Noah Lablos, on his deathbed, 16/9/2018. He leaves all his money to his dogs, in hopes that they grow to be as fat and rich as he was.
Tattoos, as they pertain to me.
My sister is a tattoo artist.
I have two tattoos.
I’m not proud of them.
But I don’t regret them.
My first when I was 16, I went in to share my sister’s passion (pre-career),
a matching little yin-yang, with the word “sisters” in white.
The second I designed myself, lovestruck at 19;
“Property of (husbands name)”
Under a lion’s mane.
My sister didn’t like the text,
But she needed practice.
My sister and my husband have never been the same.
They disagree on everything.
...except their love for me.
talked to me
in the mirror
and it said
I was lying.
That Autumn Taught Me
That autumn taught me to gather
the godforsaken heterosexuality
out of myself
pour it right down the drain
flip the switch
watch the metal teeth
crunch bits of me up
and choke them down
That autumn taught me to scrub
pink and new
squeeze the words and water
out of my hair
and wrap myself up in the cloth
of self love
That autumn taught me to let
those golden words out
drip them off of my tongue
slow and sweet
and hang them out to dry
I have forever been equally blessed and cursed in life
a man that has just begun to live, by rights, as he should

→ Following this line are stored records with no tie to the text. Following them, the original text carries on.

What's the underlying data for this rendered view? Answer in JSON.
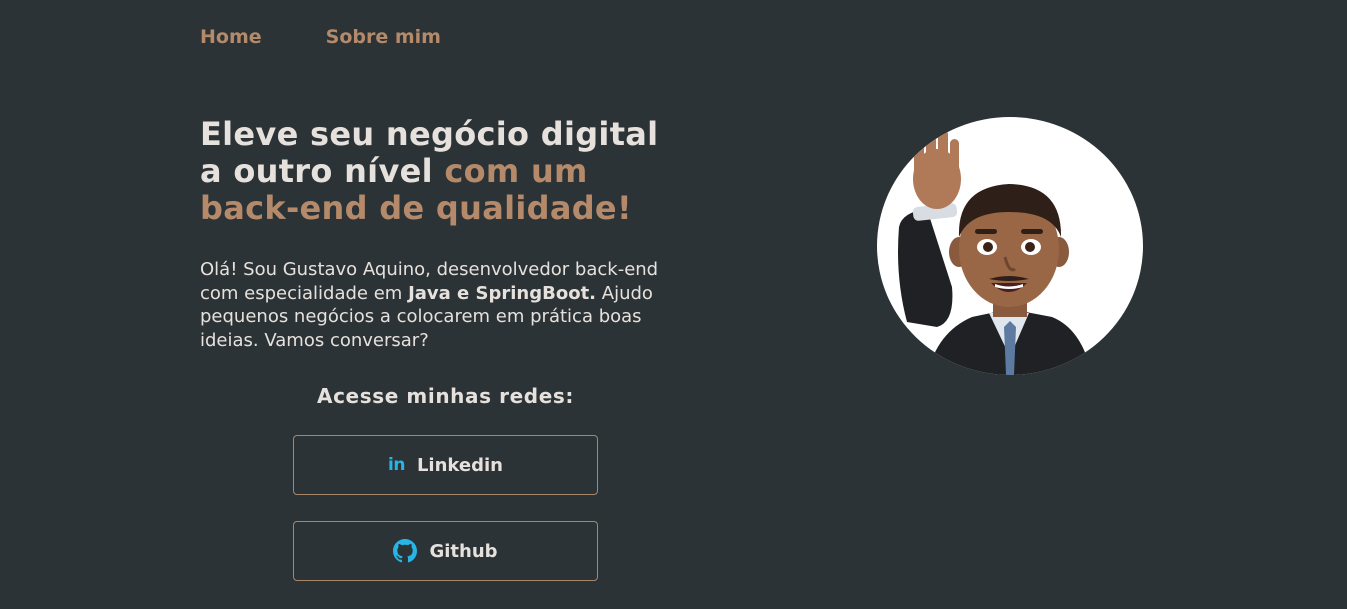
{
  "nav": {
    "home": "Home",
    "about": "Sobre mim"
  },
  "headline": {
    "line1": "Eleve seu negócio digital",
    "line2_plain": "a outro nível ",
    "line2_accent": "com um",
    "line3_accent": "back-end de qualidade!"
  },
  "intro": {
    "part1": "Olá! Sou Gustavo Aquino, desenvolvedor back-end com especialidade em ",
    "bold": "Java e SpringBoot.",
    "part2": " Ajudo pequenos negócios a colocarem em prática boas ideias. Vamos conversar?"
  },
  "social": {
    "title": "Acesse minhas redes:",
    "linkedin": {
      "label": "Linkedin",
      "icon": "linkedin-icon",
      "icon_glyph": "in"
    },
    "github": {
      "label": "Github",
      "icon": "github-icon"
    }
  },
  "avatar": {
    "icon": "memoji-avatar-waving"
  },
  "colors": {
    "background": "#2c3336",
    "accent": "#b48a6a",
    "text": "#e6e1dc",
    "button_border": "#a78769",
    "icon_blue": "#27b4e6"
  }
}
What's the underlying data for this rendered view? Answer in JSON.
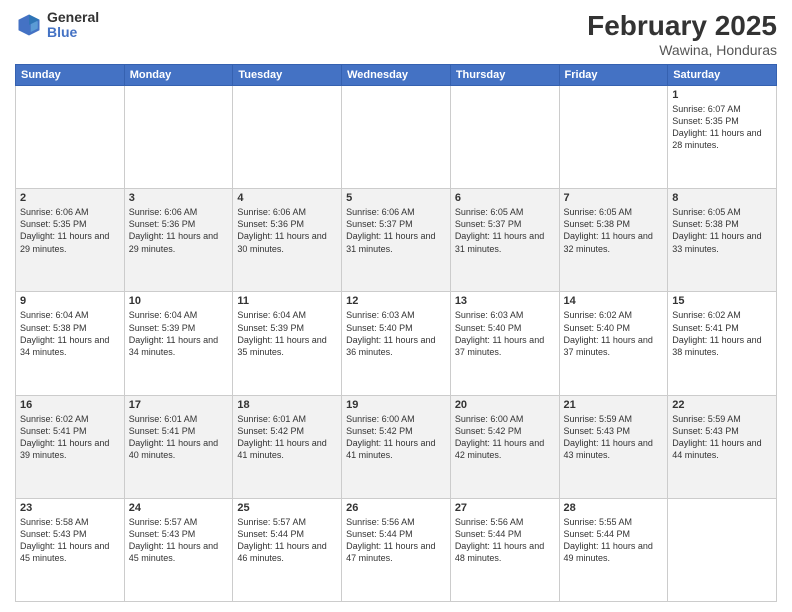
{
  "header": {
    "logo_general": "General",
    "logo_blue": "Blue",
    "month_title": "February 2025",
    "location": "Wawina, Honduras"
  },
  "days_of_week": [
    "Sunday",
    "Monday",
    "Tuesday",
    "Wednesday",
    "Thursday",
    "Friday",
    "Saturday"
  ],
  "weeks": [
    [
      {
        "day": "",
        "info": ""
      },
      {
        "day": "",
        "info": ""
      },
      {
        "day": "",
        "info": ""
      },
      {
        "day": "",
        "info": ""
      },
      {
        "day": "",
        "info": ""
      },
      {
        "day": "",
        "info": ""
      },
      {
        "day": "1",
        "info": "Sunrise: 6:07 AM\nSunset: 5:35 PM\nDaylight: 11 hours and 28 minutes."
      }
    ],
    [
      {
        "day": "2",
        "info": "Sunrise: 6:06 AM\nSunset: 5:35 PM\nDaylight: 11 hours and 29 minutes."
      },
      {
        "day": "3",
        "info": "Sunrise: 6:06 AM\nSunset: 5:36 PM\nDaylight: 11 hours and 29 minutes."
      },
      {
        "day": "4",
        "info": "Sunrise: 6:06 AM\nSunset: 5:36 PM\nDaylight: 11 hours and 30 minutes."
      },
      {
        "day": "5",
        "info": "Sunrise: 6:06 AM\nSunset: 5:37 PM\nDaylight: 11 hours and 31 minutes."
      },
      {
        "day": "6",
        "info": "Sunrise: 6:05 AM\nSunset: 5:37 PM\nDaylight: 11 hours and 31 minutes."
      },
      {
        "day": "7",
        "info": "Sunrise: 6:05 AM\nSunset: 5:38 PM\nDaylight: 11 hours and 32 minutes."
      },
      {
        "day": "8",
        "info": "Sunrise: 6:05 AM\nSunset: 5:38 PM\nDaylight: 11 hours and 33 minutes."
      }
    ],
    [
      {
        "day": "9",
        "info": "Sunrise: 6:04 AM\nSunset: 5:38 PM\nDaylight: 11 hours and 34 minutes."
      },
      {
        "day": "10",
        "info": "Sunrise: 6:04 AM\nSunset: 5:39 PM\nDaylight: 11 hours and 34 minutes."
      },
      {
        "day": "11",
        "info": "Sunrise: 6:04 AM\nSunset: 5:39 PM\nDaylight: 11 hours and 35 minutes."
      },
      {
        "day": "12",
        "info": "Sunrise: 6:03 AM\nSunset: 5:40 PM\nDaylight: 11 hours and 36 minutes."
      },
      {
        "day": "13",
        "info": "Sunrise: 6:03 AM\nSunset: 5:40 PM\nDaylight: 11 hours and 37 minutes."
      },
      {
        "day": "14",
        "info": "Sunrise: 6:02 AM\nSunset: 5:40 PM\nDaylight: 11 hours and 37 minutes."
      },
      {
        "day": "15",
        "info": "Sunrise: 6:02 AM\nSunset: 5:41 PM\nDaylight: 11 hours and 38 minutes."
      }
    ],
    [
      {
        "day": "16",
        "info": "Sunrise: 6:02 AM\nSunset: 5:41 PM\nDaylight: 11 hours and 39 minutes."
      },
      {
        "day": "17",
        "info": "Sunrise: 6:01 AM\nSunset: 5:41 PM\nDaylight: 11 hours and 40 minutes."
      },
      {
        "day": "18",
        "info": "Sunrise: 6:01 AM\nSunset: 5:42 PM\nDaylight: 11 hours and 41 minutes."
      },
      {
        "day": "19",
        "info": "Sunrise: 6:00 AM\nSunset: 5:42 PM\nDaylight: 11 hours and 41 minutes."
      },
      {
        "day": "20",
        "info": "Sunrise: 6:00 AM\nSunset: 5:42 PM\nDaylight: 11 hours and 42 minutes."
      },
      {
        "day": "21",
        "info": "Sunrise: 5:59 AM\nSunset: 5:43 PM\nDaylight: 11 hours and 43 minutes."
      },
      {
        "day": "22",
        "info": "Sunrise: 5:59 AM\nSunset: 5:43 PM\nDaylight: 11 hours and 44 minutes."
      }
    ],
    [
      {
        "day": "23",
        "info": "Sunrise: 5:58 AM\nSunset: 5:43 PM\nDaylight: 11 hours and 45 minutes."
      },
      {
        "day": "24",
        "info": "Sunrise: 5:57 AM\nSunset: 5:43 PM\nDaylight: 11 hours and 45 minutes."
      },
      {
        "day": "25",
        "info": "Sunrise: 5:57 AM\nSunset: 5:44 PM\nDaylight: 11 hours and 46 minutes."
      },
      {
        "day": "26",
        "info": "Sunrise: 5:56 AM\nSunset: 5:44 PM\nDaylight: 11 hours and 47 minutes."
      },
      {
        "day": "27",
        "info": "Sunrise: 5:56 AM\nSunset: 5:44 PM\nDaylight: 11 hours and 48 minutes."
      },
      {
        "day": "28",
        "info": "Sunrise: 5:55 AM\nSunset: 5:44 PM\nDaylight: 11 hours and 49 minutes."
      },
      {
        "day": "",
        "info": ""
      }
    ]
  ]
}
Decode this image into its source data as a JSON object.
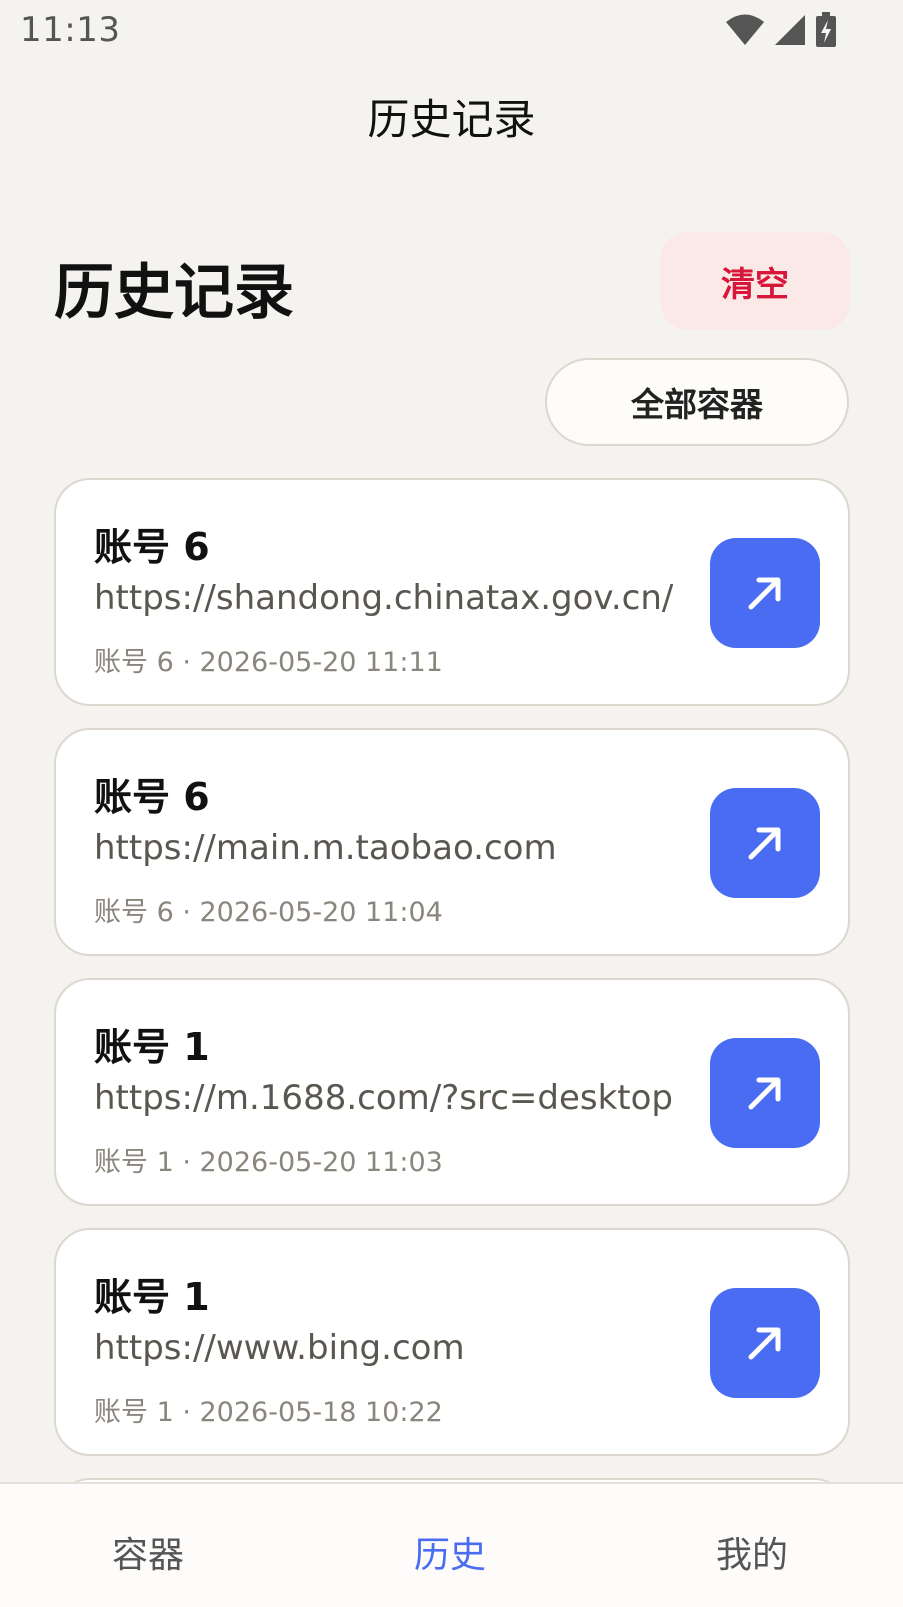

after a boy continued doggedly way past his sell-by date.
Playing now to the strengths I have, but before never would
after chasing dreams of those to whom I could not relate.
I was a drug user, an alcoholic, a sex addict, all party,
overly confident, positive and anesthetised continually.
Now I don’t smoke or do drugs, drink, drunk moderately
sex is with one person, at a time, all the time, sometimes.
Yet I struggle with the black dog that hid cowering behind
the excesses, suppressed stresses, perceived successes,
and those I impressed in and out of short dresses
a tally of feast, hedonistic pleasures gorged with aplomb
yet respectful, and smiling, enemy-less, number one.
I am still a boy, but wear the mask of a steady man
for the grey world, yet let inner child out when I can.
The nonfiction now fiction, what was real hewn now in words
The blips on my radar all worthy, too late to gaze past birds.
Hard working, harder dreaming; this meandering life has been full,
yet if I died today, in this time of solidity, it would still be cool.
The Truth Made Me Cry...
I new who you were, this was never hidden,
Why did I believe you would be something different,
When the doubt swept right through me,
Piercing straight through the heart,
Yet the blindness stayed with me, keeping me in the dark.
I let it stay far far away, so long as it meant you would continue to stay.
Note to Self
Empty and silent, my head.
Quiet yet restless, my heart.
Uncertain, unclear, my future.
No path before me.
No passions within me.
No thoughts to stir me.
Where is the spark and the flash?
What of the torrent and flood?
Muted, subdued, and stagnant,
I slowly dissipate,
I weakly recede,
I softly diminish.
The tiny purposes of my life have become colorless threads, forsaken by a gradual loss of self. The ribbons of my dreams may never be weaved into finery. Those ambitions I nursed for so long have drowned in the inescapable doldrums of obligations and promises, the entrapment of paychecks, and that charnel house of hopes and aspirations called practical considerations.
Raise an empty mug,
and toast a life diverted.
It's time to pull the plug,
and this pursuit deserted.